● **Extracted material**

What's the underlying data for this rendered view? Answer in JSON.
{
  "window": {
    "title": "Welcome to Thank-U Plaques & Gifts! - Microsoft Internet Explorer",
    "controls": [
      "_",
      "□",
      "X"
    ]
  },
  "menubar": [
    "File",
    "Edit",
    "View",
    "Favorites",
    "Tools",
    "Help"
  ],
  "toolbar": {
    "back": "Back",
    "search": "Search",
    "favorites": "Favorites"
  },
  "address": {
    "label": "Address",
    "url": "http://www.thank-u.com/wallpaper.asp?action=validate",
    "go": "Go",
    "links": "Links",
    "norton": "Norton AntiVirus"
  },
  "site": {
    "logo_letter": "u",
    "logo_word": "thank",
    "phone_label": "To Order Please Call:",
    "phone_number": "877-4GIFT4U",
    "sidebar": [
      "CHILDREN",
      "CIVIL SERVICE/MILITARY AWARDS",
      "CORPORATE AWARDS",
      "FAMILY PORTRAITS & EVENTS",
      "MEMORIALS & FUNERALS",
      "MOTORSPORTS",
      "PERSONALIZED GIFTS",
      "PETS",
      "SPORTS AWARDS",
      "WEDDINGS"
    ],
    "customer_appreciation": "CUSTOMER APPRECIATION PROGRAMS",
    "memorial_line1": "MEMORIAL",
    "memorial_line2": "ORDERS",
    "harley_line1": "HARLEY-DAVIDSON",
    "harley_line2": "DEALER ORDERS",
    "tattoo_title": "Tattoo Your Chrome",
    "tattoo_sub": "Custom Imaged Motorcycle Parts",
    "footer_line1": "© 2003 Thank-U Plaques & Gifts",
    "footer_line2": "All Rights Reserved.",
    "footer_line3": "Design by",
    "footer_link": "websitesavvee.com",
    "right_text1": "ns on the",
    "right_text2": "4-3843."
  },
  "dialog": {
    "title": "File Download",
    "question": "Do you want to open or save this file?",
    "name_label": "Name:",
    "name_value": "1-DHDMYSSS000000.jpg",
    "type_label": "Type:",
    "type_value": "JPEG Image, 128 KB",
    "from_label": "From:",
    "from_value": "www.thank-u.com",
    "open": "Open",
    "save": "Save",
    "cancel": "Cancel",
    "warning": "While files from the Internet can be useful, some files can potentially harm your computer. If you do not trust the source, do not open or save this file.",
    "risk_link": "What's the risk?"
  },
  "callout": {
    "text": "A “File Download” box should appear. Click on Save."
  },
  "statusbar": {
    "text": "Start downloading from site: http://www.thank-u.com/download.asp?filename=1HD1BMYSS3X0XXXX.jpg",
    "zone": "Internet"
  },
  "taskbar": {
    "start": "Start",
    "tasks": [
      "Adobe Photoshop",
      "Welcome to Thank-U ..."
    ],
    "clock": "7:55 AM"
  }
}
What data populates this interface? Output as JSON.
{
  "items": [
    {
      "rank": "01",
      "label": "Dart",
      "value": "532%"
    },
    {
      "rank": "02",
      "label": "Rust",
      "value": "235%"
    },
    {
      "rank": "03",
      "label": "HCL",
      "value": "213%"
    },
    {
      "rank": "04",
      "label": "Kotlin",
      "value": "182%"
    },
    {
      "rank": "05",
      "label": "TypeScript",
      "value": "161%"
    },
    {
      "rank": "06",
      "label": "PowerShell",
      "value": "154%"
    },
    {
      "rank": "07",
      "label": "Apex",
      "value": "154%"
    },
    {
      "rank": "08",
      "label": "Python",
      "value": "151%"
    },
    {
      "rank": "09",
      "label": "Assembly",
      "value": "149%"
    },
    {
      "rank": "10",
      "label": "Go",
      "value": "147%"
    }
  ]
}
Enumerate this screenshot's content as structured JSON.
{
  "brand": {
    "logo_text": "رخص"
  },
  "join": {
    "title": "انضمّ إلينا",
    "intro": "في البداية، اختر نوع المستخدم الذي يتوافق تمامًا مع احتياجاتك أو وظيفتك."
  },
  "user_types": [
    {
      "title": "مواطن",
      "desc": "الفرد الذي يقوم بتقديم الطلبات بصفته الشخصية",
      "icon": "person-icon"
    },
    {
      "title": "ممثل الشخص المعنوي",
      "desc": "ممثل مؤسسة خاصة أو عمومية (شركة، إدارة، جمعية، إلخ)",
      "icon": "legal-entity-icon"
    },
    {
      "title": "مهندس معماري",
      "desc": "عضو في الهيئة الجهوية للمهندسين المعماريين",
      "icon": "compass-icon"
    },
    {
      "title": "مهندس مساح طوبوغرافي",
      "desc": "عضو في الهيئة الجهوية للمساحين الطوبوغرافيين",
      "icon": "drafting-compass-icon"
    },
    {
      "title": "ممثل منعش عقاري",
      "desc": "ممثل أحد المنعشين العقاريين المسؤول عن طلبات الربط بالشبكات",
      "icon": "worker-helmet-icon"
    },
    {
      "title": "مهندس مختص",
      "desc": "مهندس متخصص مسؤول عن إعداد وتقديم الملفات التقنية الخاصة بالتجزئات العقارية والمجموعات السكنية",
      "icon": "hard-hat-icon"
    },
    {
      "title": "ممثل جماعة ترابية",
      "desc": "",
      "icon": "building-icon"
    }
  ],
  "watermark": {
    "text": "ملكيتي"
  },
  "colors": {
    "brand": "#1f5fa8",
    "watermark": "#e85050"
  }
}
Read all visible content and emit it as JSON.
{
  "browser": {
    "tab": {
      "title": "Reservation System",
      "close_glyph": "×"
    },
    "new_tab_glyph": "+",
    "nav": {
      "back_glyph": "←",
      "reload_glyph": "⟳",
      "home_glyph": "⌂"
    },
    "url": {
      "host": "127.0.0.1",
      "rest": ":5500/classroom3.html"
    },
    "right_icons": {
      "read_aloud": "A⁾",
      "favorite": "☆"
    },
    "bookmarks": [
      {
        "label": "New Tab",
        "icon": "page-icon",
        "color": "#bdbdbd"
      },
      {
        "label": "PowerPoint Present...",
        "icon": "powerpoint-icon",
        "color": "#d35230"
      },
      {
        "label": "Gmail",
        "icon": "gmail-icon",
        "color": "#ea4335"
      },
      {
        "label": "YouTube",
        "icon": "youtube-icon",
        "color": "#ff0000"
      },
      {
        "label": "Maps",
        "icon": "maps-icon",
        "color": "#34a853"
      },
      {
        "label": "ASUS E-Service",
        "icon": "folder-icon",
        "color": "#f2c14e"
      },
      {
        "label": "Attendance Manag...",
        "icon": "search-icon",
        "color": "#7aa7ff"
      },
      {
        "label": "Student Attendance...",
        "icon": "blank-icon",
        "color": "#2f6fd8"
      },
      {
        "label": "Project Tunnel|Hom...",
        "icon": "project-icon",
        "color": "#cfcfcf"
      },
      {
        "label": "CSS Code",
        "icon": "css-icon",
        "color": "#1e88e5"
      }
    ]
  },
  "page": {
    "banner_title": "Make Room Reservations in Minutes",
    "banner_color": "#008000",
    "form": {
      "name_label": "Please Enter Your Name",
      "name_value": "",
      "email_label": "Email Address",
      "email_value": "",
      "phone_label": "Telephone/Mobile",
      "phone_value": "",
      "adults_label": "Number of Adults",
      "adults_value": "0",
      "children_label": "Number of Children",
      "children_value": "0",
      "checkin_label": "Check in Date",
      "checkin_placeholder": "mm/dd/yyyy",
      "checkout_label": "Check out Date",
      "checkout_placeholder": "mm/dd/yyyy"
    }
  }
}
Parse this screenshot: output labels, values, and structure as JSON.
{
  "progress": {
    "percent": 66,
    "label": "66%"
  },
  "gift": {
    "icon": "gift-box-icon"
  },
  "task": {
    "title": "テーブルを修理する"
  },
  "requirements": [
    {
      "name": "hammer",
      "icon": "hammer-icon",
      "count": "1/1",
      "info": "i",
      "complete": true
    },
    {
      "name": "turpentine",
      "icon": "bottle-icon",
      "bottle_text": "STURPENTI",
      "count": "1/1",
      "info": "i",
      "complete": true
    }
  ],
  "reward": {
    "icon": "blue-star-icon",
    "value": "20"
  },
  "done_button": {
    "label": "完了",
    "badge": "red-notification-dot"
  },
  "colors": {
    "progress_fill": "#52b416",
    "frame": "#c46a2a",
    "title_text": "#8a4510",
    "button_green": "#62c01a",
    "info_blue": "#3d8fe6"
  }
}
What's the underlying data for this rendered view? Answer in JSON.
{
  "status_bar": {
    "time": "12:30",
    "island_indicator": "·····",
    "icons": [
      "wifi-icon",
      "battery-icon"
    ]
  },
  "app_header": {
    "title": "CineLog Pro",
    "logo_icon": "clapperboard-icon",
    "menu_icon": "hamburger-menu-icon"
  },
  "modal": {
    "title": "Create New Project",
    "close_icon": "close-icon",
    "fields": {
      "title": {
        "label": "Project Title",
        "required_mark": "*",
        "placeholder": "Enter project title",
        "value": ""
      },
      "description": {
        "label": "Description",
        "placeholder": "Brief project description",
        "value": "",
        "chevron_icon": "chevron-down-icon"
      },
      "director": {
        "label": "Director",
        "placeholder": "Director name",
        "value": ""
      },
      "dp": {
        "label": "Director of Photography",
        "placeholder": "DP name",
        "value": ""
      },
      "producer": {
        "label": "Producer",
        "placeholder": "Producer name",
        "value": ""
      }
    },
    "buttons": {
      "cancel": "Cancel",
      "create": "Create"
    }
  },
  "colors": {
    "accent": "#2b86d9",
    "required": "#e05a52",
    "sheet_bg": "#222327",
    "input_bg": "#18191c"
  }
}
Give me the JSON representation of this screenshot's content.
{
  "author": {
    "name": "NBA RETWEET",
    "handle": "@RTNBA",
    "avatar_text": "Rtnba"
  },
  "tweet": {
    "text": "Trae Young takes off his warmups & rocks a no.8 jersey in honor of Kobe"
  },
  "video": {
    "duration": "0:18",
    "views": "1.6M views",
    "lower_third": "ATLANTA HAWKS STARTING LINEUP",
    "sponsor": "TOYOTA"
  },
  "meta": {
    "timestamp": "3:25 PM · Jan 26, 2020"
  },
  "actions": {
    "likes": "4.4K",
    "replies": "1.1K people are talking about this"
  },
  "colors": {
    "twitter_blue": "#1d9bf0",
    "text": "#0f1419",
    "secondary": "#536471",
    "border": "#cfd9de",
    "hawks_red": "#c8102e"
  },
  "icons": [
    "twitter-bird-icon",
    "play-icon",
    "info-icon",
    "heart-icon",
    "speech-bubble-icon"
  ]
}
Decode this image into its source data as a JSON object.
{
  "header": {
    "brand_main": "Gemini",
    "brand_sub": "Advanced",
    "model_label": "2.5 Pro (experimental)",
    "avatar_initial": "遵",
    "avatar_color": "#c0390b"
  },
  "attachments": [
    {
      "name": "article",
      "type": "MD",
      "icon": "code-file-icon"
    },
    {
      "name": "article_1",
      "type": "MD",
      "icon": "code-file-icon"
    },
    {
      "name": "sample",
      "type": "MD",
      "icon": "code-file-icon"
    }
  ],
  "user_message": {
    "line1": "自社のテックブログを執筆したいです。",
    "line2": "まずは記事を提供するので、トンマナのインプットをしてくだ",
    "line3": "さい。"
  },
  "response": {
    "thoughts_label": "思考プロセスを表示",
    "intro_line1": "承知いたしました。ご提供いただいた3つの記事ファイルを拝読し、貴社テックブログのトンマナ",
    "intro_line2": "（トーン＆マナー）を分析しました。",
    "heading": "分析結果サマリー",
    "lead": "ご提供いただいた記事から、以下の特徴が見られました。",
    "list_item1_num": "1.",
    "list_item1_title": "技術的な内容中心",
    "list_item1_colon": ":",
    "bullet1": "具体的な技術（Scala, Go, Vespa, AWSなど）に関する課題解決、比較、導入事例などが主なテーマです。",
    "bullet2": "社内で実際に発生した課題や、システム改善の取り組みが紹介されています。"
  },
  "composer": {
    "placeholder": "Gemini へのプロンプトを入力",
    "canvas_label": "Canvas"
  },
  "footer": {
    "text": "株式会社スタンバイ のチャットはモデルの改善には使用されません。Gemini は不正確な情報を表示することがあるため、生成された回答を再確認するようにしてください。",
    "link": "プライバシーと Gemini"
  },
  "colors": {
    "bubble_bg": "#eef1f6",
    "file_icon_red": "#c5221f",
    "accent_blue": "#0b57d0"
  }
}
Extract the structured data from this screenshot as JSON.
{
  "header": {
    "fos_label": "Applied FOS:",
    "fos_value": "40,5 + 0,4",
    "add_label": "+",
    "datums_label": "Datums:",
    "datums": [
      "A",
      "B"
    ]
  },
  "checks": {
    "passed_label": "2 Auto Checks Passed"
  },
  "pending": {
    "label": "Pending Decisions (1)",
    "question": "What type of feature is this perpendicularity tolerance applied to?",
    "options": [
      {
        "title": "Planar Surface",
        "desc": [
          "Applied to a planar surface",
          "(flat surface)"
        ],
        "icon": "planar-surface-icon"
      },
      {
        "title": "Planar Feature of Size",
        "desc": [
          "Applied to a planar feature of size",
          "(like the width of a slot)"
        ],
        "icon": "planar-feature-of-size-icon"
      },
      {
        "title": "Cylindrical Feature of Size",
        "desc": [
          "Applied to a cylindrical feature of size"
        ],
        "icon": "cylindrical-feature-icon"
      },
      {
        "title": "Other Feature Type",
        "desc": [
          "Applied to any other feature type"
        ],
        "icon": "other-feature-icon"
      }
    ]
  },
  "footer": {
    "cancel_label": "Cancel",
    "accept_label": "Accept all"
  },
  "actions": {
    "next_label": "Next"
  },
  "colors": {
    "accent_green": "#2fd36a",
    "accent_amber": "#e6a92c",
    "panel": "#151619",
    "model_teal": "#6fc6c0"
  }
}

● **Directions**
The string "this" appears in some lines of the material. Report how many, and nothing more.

● **Expected answer**
12